START Material provided

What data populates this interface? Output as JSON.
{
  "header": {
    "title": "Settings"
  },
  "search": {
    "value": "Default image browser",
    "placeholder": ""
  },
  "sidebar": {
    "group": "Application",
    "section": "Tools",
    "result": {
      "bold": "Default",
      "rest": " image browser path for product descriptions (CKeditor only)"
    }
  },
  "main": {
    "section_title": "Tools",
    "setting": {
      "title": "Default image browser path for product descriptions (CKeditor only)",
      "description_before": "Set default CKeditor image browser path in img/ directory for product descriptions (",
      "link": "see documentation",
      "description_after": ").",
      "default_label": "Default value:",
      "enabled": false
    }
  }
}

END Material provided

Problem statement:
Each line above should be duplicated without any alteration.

Result:
What data populates this interface? Output as JSON.
{
  "header": {
    "title": "Settings"
  },
  "search": {
    "value": "Default image browser",
    "placeholder": ""
  },
  "sidebar": {
    "group": "Application",
    "section": "Tools",
    "result": {
      "bold": "Default",
      "rest": " image browser path for product descriptions (CKeditor only)"
    }
  },
  "main": {
    "section_title": "Tools",
    "setting": {
      "title": "Default image browser path for product descriptions (CKeditor only)",
      "description_before": "Set default CKeditor image browser path in img/ directory for product descriptions (",
      "link": "see documentation",
      "description_after": ").",
      "default_label": "Default value:",
      "enabled": false
    }
  }
}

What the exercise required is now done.